▶ Work task
The answer should consist of each line from the data below that includes "Update".

▶ Dataset rows for apps and sites
+ + + +

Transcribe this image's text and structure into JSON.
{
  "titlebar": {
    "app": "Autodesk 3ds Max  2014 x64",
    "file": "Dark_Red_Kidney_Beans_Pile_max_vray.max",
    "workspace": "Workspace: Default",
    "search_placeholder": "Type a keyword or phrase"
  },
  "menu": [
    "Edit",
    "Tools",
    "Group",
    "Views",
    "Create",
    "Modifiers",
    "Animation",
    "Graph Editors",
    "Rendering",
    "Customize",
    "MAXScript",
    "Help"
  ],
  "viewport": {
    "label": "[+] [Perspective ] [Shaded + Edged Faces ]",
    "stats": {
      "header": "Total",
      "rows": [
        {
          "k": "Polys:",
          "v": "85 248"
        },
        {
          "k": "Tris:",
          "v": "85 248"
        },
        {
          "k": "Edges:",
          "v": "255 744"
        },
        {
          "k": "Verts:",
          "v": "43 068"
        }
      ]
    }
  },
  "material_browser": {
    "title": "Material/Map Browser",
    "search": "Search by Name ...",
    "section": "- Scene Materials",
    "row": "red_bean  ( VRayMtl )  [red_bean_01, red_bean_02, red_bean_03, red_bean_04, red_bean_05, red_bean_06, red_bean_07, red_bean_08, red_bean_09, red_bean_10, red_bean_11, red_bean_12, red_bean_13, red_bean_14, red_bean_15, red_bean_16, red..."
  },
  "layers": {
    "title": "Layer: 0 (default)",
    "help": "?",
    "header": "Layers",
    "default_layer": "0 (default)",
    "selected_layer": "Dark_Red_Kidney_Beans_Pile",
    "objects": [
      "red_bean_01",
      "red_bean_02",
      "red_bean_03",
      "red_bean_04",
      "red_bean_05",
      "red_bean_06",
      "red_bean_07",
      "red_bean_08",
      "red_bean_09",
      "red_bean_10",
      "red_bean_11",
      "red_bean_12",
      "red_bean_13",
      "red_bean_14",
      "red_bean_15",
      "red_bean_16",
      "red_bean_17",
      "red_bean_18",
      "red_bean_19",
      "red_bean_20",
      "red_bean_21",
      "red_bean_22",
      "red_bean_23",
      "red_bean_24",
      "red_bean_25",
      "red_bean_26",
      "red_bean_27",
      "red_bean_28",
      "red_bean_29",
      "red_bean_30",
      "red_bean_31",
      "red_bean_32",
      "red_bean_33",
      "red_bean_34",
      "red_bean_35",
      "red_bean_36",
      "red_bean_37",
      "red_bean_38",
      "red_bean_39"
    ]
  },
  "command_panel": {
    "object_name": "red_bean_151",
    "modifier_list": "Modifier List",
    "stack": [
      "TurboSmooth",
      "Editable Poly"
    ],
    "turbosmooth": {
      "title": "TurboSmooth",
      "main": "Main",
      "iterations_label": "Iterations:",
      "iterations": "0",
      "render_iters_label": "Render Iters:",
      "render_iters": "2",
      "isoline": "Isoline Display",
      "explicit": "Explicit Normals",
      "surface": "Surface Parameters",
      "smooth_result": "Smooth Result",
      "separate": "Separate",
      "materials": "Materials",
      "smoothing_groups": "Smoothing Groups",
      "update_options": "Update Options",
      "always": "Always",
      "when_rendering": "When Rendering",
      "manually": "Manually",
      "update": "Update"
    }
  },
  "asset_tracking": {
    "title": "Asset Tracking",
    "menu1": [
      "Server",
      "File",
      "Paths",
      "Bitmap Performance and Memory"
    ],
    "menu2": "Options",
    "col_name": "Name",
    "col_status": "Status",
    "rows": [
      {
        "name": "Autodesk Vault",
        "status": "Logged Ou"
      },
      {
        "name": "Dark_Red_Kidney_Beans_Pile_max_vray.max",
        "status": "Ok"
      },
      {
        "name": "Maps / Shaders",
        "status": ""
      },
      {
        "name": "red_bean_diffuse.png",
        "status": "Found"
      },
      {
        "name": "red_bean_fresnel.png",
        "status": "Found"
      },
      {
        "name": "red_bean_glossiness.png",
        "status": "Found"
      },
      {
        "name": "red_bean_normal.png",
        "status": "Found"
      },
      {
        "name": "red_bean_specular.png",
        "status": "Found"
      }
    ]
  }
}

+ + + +

▶ Exercise answer
      "update_options": "Update Options",
      "update": "Update"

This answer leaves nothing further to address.